As I reached the tarn, it started to spot slightly with rain, making me decide to go on a bit further before eating. I passed several other people who looked like they were intending to set up camp at the tarn. After about half an hour I stopped to have some food, sitting on a large boulder.
Everything was going so well. However, I was looking up at the scenery when I stumbled and turned my ankle rather badly. I really should have been using my trekking poles on the stony path down, but foolishly I had stowed them. Although my ankle was sore, I could still walk reasonably freely, but I took extra care on the path down.
Middle Grisedale, I camped in the woods on the left
I started to look for a pitch, contouring just below the path, but there was nothing obvious and the wind was quite strong. My eyes turned to the woods on the northern side of Grisedale where the path flattens. The closer I got, the more promising it looked. I spotted a gate through the enclosing wall. Leaving my pack nearby, I had a good scout round the woods.
Down by the river, there were some good flat grassy pitches between some oak trees. However, it was a bit exposed to the wind and I was concerned that it was a bit too obvious. A bit further back from the river and near the wall, it was more sheltered and discrete. I decided to pitch there, between some widely spaced pines.
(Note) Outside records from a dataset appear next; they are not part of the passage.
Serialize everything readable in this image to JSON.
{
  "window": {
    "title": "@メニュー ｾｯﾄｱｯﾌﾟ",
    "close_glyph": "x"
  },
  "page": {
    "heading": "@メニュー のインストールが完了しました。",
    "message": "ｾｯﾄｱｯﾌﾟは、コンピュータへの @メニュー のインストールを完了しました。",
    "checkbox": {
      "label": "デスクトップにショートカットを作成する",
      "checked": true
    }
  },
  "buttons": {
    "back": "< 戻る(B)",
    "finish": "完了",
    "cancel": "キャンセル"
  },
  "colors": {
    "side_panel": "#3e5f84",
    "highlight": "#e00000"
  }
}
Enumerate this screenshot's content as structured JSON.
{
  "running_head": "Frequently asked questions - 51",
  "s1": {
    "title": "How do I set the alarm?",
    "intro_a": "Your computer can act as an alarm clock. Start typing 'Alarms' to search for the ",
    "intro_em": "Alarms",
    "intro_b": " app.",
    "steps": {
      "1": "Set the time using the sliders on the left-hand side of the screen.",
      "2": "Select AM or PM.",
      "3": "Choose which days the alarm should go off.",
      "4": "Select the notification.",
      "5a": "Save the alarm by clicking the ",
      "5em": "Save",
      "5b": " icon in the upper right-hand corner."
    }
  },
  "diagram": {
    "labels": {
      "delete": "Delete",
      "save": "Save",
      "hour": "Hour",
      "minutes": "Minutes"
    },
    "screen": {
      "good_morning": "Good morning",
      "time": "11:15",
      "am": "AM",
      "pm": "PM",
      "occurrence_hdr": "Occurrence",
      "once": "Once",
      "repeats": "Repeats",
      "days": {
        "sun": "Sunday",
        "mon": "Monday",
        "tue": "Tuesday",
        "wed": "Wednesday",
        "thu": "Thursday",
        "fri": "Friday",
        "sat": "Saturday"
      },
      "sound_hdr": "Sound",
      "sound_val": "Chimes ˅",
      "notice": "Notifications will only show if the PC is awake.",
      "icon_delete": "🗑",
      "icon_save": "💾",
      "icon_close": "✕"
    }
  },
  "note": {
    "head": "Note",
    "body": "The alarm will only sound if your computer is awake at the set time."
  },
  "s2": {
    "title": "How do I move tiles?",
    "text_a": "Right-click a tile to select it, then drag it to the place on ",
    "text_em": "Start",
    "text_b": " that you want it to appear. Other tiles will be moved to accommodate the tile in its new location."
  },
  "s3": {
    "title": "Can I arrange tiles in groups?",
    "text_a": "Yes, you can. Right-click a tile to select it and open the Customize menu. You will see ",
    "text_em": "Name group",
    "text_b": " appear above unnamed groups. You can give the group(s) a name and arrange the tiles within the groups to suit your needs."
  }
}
The western end of the woods
There wasn’t much deadfall, so I didn’t feel there was much danger of a branch falling on me. I removed a few twigs and cones and pitched the Comp. After a wash, I had dinner. The Mountain House Pasta Bolognese tasted better than a Waitrose lasagna that I had earlier in the week, although it didn’t have as much pasta as you might expect.
Disaster struck when I spilt a cup of tea over the porch groundsheet and over one sock. After mopping up, I made another cup of tea. Instead of taking my sock off, I put my fibre pile bivi boots on and within half an hour my sock was dry. These are real luxury and I love them!
My pitch amongst the pines
As I was relaxing, I discovered that I was being invaded by slugs. I must have picked off and ejected at least a dozen over the next hour or so. One even made it to the roof on the inside of the inner tent. Yuck. In the end I closed the inner tent door to guard against further intrusion.
The wind seemed to be getting stronger and it was roaring through the tree tops. Fortunately I was far enough inside the wood that the wind was quite diffuse as it reached the tent. Now and again there were a few spots of rain. I couldn’t get a mobile signal, so I had no idea what the weather would be the next day.
I woke a few times in the night and evicted a few more slugs. While my ankle was sore, it didn’t feel too seriously damaged. In the time that I was awake I began to think about the options for the next day.